Patricia Karvelas: Well, you’re a moderate, so that makes sense. Like for anyone who knows the sort of factions and they do exist in your party, too. So, of course, you won’t be supporting her. But if she is successful again, how do you go forward with a vice president of your party who doesn’t actually believe that some of your MP should have, should have won actually wants them not to be in the parliament?


Simon Birmingham: Well that’s why I think she should reflect upon her position and that her position is untenable.


Patricia Karvelas: Have you talked to Peter Dutton about it?


Simon Birmingham: I won’t go into my private conversations there. But my position I’ve just made very clear and it is well known.


Patricia Karvelas: What problems does it cause you to have her there?


Simon Birmingham: Well, Patricia, I don’t think it causes any day-to-day issues. The problem, though, that the team has shown is, is of course, that she talks too widely about these sorts of views and obviously isn’t willing to support the broad church approach that, as John Howard has emphasised time and time again, is what has made the Liberal Party so successful over the years.


Patricia Karvelas: There are some that are saying that those seats, the so-called teal seats, are no longer winnable for the Liberal Party. Can you win government without those seats?


Simon Birmingham: But, Patricia, my view is that we’ve got to appeal to a broad base of voters to be able to win. That’s pretty clear based on how we’ve constructed majorities in the past. And so, I don’t look per say at Teal seats as such. There are seats like Bennelong that we lost, seats like Higgins, that we lost to the Labor Party, seats that we lost to the Greens in Brisbane. We have to make sure we’re in a position to win seats back off of Labor and the Greens as well as the Teals if we are to form a majority government in the future.

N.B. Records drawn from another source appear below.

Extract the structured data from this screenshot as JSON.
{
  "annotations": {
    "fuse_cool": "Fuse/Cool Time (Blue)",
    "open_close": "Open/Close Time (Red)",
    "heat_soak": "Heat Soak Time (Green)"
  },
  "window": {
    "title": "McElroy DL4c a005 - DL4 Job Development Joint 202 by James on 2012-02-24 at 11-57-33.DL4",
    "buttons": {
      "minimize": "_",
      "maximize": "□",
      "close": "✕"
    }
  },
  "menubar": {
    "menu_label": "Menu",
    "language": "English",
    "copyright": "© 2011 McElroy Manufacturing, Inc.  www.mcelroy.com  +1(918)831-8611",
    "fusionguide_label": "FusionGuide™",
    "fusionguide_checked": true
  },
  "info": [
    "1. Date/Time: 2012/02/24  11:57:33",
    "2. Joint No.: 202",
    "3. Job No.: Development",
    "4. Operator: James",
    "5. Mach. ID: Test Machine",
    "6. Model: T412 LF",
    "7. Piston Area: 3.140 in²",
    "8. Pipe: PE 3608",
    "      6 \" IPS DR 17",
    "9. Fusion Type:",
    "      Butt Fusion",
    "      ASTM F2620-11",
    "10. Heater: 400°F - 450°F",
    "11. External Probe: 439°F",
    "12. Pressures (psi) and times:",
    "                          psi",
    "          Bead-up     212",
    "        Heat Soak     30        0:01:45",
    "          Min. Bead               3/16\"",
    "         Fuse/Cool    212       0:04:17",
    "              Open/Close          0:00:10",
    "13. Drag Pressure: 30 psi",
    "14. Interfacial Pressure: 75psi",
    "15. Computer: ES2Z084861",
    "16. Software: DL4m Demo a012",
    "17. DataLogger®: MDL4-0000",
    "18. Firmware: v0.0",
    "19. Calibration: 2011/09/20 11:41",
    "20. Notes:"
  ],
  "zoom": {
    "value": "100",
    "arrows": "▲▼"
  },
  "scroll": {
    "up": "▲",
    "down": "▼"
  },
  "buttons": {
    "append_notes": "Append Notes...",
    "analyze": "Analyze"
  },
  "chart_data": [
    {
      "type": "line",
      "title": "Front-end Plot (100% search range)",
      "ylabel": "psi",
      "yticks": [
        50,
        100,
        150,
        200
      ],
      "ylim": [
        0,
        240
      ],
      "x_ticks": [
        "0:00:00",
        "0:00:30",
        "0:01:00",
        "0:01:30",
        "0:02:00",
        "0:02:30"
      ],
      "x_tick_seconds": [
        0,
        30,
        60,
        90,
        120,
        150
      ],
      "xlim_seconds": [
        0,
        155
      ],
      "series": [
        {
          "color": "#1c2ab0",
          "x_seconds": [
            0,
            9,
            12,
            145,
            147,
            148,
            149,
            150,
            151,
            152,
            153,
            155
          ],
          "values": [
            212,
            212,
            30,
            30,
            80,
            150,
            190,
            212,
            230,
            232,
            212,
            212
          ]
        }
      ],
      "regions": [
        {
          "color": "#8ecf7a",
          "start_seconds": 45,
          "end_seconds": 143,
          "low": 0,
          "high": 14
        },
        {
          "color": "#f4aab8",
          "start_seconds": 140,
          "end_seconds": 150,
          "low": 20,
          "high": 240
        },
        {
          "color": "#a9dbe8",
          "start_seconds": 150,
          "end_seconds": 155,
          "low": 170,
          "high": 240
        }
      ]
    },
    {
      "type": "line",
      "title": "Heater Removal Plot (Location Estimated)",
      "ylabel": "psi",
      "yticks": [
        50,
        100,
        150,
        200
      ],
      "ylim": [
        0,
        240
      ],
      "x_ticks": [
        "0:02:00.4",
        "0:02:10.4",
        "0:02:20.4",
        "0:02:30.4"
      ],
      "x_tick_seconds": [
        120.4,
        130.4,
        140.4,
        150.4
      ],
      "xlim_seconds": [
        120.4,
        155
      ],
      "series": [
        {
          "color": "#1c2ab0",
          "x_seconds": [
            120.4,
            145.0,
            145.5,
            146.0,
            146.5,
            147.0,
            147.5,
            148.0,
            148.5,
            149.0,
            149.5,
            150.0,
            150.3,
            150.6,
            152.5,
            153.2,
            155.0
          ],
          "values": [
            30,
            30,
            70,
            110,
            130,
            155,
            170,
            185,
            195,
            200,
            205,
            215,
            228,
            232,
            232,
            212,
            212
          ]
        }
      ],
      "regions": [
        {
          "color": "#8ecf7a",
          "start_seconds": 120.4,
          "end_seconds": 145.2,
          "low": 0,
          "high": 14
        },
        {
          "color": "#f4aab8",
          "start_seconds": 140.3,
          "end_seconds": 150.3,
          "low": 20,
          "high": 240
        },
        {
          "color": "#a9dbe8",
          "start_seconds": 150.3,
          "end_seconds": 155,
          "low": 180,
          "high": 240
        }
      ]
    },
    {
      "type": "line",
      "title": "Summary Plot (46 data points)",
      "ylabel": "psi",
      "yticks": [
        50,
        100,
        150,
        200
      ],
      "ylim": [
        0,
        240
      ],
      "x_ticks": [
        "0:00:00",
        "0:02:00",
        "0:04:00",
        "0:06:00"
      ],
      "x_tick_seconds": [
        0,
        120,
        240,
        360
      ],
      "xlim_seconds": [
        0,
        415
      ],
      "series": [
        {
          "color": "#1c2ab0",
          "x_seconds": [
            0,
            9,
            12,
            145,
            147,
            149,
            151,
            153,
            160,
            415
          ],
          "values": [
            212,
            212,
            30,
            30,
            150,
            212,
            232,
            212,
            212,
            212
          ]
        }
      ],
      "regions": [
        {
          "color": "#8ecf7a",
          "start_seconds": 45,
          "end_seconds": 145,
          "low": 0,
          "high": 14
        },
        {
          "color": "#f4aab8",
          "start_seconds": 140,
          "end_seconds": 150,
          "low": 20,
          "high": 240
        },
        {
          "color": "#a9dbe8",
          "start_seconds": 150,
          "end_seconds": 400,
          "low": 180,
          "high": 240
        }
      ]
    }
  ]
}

Patricia Karvelas: Simon Birmingham, thank you so much for joining us this morning.


Simon Birmingham: Thanks, Patricia. My pleasure.